▶ _Exercise_: Work through the listing below, copying each line that carries the word "title".
** Supplied records follows **
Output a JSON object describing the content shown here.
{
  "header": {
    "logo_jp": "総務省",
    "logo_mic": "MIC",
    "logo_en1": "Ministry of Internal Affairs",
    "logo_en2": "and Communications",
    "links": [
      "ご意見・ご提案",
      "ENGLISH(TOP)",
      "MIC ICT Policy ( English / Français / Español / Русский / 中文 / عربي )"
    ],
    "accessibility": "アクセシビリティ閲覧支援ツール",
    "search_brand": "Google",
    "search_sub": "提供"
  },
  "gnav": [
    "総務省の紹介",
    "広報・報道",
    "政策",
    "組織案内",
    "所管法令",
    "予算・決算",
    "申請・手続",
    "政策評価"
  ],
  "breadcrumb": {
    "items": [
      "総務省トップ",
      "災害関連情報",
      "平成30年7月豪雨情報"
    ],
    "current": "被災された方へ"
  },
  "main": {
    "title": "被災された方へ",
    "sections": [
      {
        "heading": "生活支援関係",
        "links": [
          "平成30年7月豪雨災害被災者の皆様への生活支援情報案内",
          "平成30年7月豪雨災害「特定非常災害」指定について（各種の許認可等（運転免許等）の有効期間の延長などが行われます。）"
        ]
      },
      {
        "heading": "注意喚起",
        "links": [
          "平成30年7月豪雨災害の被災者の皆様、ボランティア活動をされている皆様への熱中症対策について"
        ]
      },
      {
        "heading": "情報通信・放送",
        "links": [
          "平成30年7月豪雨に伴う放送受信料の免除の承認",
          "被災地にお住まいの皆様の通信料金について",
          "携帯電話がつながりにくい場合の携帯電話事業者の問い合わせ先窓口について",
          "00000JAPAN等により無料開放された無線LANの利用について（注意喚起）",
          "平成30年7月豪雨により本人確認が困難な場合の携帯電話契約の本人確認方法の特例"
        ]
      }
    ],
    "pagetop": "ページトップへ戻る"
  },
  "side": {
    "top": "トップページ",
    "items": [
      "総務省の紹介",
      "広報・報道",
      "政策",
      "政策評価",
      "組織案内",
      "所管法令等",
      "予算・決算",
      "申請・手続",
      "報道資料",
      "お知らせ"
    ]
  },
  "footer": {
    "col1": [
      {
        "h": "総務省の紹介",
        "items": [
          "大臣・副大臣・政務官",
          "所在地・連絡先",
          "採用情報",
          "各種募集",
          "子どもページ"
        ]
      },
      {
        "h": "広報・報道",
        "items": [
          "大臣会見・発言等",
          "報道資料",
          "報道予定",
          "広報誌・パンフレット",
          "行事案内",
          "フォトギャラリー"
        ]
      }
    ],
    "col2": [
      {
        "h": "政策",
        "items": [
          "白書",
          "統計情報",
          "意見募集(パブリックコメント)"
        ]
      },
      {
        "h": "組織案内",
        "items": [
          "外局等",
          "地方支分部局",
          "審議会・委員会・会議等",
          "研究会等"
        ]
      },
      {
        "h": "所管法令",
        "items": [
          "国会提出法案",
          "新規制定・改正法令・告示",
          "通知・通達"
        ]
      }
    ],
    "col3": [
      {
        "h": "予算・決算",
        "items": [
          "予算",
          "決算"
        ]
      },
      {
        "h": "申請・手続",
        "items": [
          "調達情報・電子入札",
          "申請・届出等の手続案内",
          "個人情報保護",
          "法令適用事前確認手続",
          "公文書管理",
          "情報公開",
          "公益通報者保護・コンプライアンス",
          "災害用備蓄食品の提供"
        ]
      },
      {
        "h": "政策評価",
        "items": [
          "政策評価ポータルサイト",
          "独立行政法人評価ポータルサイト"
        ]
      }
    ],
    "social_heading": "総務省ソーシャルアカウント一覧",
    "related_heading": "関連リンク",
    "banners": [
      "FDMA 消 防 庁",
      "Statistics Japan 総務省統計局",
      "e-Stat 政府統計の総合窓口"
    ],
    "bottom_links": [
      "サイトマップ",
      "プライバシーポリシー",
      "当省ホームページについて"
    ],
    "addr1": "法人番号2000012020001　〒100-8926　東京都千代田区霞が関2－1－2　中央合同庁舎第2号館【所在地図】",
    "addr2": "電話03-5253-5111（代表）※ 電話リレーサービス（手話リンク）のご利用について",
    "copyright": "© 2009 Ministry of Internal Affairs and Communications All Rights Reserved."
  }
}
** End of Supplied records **
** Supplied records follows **
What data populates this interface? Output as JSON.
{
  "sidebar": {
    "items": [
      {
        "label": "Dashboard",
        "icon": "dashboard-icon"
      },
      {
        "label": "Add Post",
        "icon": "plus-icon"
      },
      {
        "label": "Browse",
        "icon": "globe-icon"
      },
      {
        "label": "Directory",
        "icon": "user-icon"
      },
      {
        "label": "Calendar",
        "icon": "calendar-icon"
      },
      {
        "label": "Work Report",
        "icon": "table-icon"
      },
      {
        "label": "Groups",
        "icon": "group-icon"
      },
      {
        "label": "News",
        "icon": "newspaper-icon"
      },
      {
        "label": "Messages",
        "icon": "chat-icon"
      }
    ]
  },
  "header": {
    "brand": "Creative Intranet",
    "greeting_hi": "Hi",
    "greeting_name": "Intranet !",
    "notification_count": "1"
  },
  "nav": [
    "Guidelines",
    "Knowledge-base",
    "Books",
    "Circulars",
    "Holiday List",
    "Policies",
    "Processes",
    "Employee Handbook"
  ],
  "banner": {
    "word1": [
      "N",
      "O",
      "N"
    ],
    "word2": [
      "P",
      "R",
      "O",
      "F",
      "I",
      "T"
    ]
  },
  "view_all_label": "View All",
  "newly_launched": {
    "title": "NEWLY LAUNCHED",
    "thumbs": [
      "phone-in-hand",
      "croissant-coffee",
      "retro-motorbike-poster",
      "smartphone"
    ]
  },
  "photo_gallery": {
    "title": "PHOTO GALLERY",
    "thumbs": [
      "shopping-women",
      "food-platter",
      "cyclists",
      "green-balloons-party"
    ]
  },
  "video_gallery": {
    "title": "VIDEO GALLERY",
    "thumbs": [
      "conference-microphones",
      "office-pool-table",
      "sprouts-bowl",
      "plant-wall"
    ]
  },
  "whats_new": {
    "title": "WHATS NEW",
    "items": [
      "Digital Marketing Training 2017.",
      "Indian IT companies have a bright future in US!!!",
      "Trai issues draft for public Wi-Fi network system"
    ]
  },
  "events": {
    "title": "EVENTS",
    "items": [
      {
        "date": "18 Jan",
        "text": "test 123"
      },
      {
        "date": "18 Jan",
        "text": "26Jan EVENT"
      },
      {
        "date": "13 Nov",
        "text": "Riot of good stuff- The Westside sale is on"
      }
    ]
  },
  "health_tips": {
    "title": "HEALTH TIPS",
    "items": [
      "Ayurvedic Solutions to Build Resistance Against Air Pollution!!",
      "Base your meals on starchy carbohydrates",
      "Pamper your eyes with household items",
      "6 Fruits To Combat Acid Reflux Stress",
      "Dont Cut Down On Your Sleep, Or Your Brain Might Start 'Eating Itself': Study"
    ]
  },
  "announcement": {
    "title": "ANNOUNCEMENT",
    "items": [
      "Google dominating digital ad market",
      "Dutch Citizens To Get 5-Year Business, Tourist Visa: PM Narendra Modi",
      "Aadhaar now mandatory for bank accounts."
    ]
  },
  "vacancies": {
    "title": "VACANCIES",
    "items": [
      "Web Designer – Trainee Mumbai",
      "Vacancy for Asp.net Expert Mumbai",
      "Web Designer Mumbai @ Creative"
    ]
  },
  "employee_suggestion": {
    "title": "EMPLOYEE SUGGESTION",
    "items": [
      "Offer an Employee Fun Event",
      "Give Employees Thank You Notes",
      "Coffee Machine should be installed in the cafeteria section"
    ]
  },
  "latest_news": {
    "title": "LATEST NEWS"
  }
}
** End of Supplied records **
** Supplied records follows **
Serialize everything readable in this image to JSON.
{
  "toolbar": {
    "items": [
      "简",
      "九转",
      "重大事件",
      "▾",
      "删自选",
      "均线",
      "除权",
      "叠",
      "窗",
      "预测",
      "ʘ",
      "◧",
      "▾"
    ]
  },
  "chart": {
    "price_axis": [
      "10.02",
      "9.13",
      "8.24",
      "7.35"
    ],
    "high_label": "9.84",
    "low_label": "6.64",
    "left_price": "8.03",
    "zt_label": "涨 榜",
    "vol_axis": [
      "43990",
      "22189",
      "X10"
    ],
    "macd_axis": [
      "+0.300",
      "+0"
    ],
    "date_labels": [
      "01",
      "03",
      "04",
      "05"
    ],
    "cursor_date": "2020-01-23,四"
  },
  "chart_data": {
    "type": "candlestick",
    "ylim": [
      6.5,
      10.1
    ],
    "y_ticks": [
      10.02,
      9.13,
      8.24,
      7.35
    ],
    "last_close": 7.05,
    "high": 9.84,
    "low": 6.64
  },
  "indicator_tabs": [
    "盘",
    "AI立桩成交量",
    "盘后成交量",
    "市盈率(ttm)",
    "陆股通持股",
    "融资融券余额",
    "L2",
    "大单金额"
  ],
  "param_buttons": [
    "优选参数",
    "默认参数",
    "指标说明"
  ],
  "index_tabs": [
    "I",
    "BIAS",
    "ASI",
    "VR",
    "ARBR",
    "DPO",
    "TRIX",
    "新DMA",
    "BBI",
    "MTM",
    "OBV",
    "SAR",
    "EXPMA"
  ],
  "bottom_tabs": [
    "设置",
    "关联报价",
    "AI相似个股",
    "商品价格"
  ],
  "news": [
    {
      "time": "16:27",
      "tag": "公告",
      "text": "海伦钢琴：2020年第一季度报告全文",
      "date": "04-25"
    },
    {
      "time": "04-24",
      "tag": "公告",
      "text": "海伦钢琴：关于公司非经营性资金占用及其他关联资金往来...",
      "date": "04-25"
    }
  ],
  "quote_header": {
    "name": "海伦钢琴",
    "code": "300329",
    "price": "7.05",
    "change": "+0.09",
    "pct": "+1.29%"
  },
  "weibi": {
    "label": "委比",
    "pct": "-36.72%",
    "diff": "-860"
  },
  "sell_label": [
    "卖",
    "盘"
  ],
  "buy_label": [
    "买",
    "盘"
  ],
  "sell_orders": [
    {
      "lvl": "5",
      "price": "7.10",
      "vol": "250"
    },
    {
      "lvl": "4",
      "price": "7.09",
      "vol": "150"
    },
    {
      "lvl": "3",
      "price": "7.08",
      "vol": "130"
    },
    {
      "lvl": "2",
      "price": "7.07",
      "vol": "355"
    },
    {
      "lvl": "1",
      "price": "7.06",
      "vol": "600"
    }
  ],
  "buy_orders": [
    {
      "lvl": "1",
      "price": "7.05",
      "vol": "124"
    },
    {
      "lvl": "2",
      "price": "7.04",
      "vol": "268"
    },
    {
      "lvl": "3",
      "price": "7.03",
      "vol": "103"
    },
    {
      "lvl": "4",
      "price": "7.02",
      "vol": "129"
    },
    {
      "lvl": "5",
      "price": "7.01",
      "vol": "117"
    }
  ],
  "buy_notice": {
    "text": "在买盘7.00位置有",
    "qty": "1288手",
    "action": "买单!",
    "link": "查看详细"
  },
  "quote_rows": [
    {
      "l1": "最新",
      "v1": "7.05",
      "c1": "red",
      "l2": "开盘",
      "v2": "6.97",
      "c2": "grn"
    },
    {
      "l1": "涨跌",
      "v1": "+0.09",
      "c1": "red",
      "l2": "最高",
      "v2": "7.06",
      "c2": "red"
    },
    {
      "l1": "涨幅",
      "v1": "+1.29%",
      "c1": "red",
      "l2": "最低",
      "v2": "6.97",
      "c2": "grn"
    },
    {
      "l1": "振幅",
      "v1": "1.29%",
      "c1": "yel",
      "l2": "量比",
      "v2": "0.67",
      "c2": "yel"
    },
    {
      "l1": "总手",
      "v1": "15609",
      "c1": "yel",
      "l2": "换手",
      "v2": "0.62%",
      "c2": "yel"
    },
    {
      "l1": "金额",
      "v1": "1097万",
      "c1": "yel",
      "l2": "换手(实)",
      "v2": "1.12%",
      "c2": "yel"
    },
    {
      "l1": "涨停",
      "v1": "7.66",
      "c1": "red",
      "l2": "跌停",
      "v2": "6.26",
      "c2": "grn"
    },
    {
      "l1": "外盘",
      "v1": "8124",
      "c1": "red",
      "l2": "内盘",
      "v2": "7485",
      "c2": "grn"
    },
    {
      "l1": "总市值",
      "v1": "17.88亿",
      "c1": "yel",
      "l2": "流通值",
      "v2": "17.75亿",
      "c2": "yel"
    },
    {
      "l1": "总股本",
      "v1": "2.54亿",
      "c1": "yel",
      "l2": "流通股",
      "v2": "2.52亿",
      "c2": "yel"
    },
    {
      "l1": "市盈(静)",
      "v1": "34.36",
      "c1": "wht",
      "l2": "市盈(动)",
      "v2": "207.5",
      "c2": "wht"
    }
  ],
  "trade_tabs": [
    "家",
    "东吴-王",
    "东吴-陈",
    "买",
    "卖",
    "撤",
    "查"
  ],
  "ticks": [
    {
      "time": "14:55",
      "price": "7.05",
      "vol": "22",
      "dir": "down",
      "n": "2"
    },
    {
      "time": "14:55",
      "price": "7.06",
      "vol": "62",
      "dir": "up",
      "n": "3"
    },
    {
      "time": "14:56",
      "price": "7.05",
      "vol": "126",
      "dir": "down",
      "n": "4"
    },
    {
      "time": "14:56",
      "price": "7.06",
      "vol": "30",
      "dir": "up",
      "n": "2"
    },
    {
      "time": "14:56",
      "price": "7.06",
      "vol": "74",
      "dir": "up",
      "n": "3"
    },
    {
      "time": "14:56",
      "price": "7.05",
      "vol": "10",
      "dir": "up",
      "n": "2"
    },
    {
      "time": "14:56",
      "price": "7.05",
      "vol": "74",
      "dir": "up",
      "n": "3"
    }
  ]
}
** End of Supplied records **
▶ _Task response_:
    "title": "被災された方へ",
    "title": "NEWLY LAUNCHED",
    "title": "PHOTO GALLERY",
    "title": "VIDEO GALLERY",
    "title": "WHATS NEW",
    "title": "EVENTS",
    "title": "HEALTH TIPS",
    "title": "ANNOUNCEMENT",
    "title": "VACANCIES",
    "title": "EMPLOYEE SUGGESTION",
    "title": "LATEST NEWS"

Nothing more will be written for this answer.